**WORK INSTRUCTION**
Copy the data precisely, character for character, and leave out every picture.

[Interface dataset entries]
..............................
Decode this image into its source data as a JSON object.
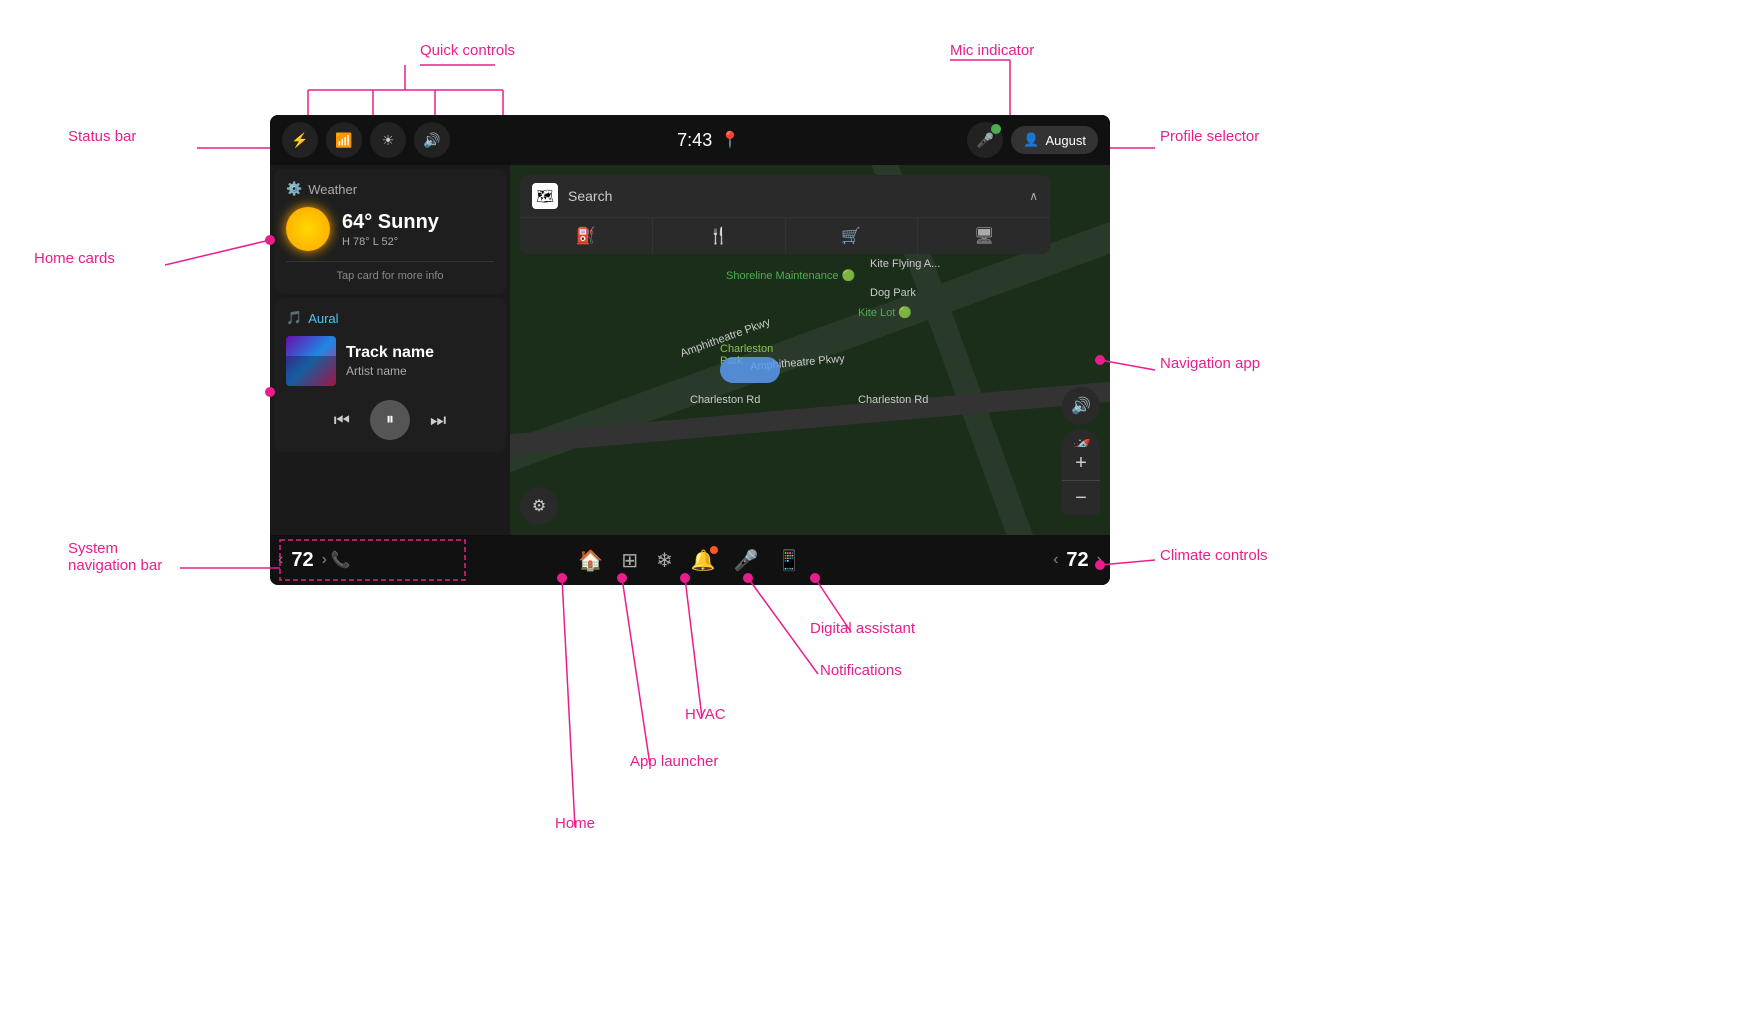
{
  "labels": {
    "quick_controls": "Quick controls",
    "mic_indicator": "Mic indicator",
    "status_bar": "Status bar",
    "profile_selector": "Profile selector",
    "home_cards": "Home cards",
    "navigation_app": "Navigation app",
    "system_nav_bar": "System\nnavigation bar",
    "climate_controls": "Climate controls",
    "digital_assistant": "Digital assistant",
    "notifications": "Notifications",
    "hvac": "HVAC",
    "app_launcher": "App launcher",
    "home": "Home"
  },
  "status_bar": {
    "time": "7:43",
    "profile_name": "August",
    "icons": [
      "bluetooth",
      "signal",
      "brightness",
      "volume"
    ]
  },
  "weather": {
    "app_name": "Weather",
    "temperature": "64° Sunny",
    "details": "H 78° L 52°",
    "tap_info": "Tap card for more info"
  },
  "music": {
    "app_name": "Aural",
    "track_name": "Track name",
    "artist_name": "Artist name"
  },
  "map": {
    "search_placeholder": "Search"
  },
  "climate": {
    "temp_left": "72",
    "temp_right": "72"
  }
}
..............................
**RESULT**
Decode this image into its source data as a JSON object.
{
  "labels": {
    "quick_controls": "Quick controls",
    "mic_indicator": "Mic indicator",
    "status_bar": "Status bar",
    "profile_selector": "Profile selector",
    "home_cards": "Home cards",
    "navigation_app": "Navigation app",
    "system_nav_bar": "System\nnavigation bar",
    "climate_controls": "Climate controls",
    "digital_assistant": "Digital assistant",
    "notifications": "Notifications",
    "hvac": "HVAC",
    "app_launcher": "App launcher",
    "home": "Home"
  },
  "status_bar": {
    "time": "7:43",
    "profile_name": "August",
    "icons": [
      "bluetooth",
      "signal",
      "brightness",
      "volume"
    ]
  },
  "weather": {
    "app_name": "Weather",
    "temperature": "64° Sunny",
    "details": "H 78° L 52°",
    "tap_info": "Tap card for more info"
  },
  "music": {
    "app_name": "Aural",
    "track_name": "Track name",
    "artist_name": "Artist name"
  },
  "map": {
    "search_placeholder": "Search"
  },
  "climate": {
    "temp_left": "72",
    "temp_right": "72"
  }
}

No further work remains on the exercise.